- Dancers and judges from the "Strictly Come Dancing" show appear across the fleet on selected sailings.
- Plenty of bars, including the Crow's Nest (with 20 different British gins); Brodie's, which features more than 70 different types of beers and the Glass House, with wines hand-picked by wine guru Olly Smith, and expect the likes of karaoke, quizzes and (largely sedate) discos.
How well are families catered for?
- While having a more formal and 'grown up' reputation than most, the line still caters for kids of all ages.
- QM2 and Queen Victoria offer complimentary evening nurseries for parents to enjoy a meal or a show alone (though no in-cabin baby-sitting).
- All ships have three areas for different ages from babies to both have The Zone, aimed at teenagers, with video games consoles, team games and evening discos.
- Queen Victoria offers the best family-oriented facilities, with a permanently supervised area for ages of two to seven years old.

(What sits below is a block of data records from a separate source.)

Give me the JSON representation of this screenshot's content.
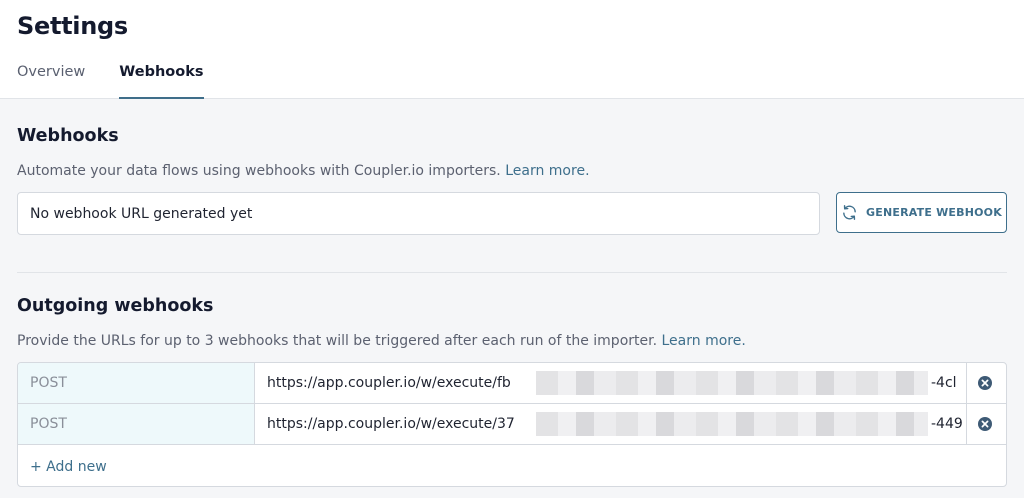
{
  "page": {
    "title": "Settings"
  },
  "tabs": [
    {
      "label": "Overview",
      "active": false
    },
    {
      "label": "Webhooks",
      "active": true
    }
  ],
  "webhooks": {
    "title": "Webhooks",
    "description": "Automate your data flows using webhooks with Coupler.io importers. ",
    "learn_more": "Learn more.",
    "url_value": "No webhook URL generated yet",
    "generate_label": "GENERATE WEBHOOK"
  },
  "outgoing": {
    "title": "Outgoing webhooks",
    "description": "Provide the URLs for up to 3 webhooks that will be triggered after each run of the importer. ",
    "learn_more": "Learn more.",
    "rows": [
      {
        "method": "POST",
        "url_prefix": "https://app.coupler.io/w/execute/fb",
        "url_suffix": "-4cl"
      },
      {
        "method": "POST",
        "url_prefix": "https://app.coupler.io/w/execute/37",
        "url_suffix": "-449"
      }
    ],
    "add_new": "+ Add new"
  },
  "colors": {
    "accent": "#3e6f8c",
    "method_bg": "#eef9fb",
    "content_bg": "#f5f6f8"
  }
}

- Parents are encouraged to dress children smartly in some formal eateries, while too much horsing around might be frowned upon by some passengers.
- On the family-friendly ships, the range and quality of the children's facilities are excellent, with enthusiastic staff, outdoor space and a top-notch kids' programme.
- Each family ship offers dedicated clubs for all ages, a night nursery and evening activities.
- All the family ships have kids' pools and splash areas for the tots.
- Family ships provide dedicated areas for family-friendly dining and host children's afternoon teas.
- Also on the family ships, child-friendly films are shown throughout the day.
How does pricing compare?
- Cunard charges a minimum $11.50 per person, per day, ($13.50 per day in the Grills) while a 15 percent tip is automatically added for purchases in the bars and lounges.
- Drinks prices are comparable to those found in London restaurants and bars.
- Costs of internet packages are pretty high, especially considering the slow and often patchy service.
- In May 2019 P&O will scrap gratuities and introduce a no-tipping policy, until then it's £7 per person per day.
- Bar prices are about the same as you'd pay on land -- in some cases cheaper -- plus drinks packages are available.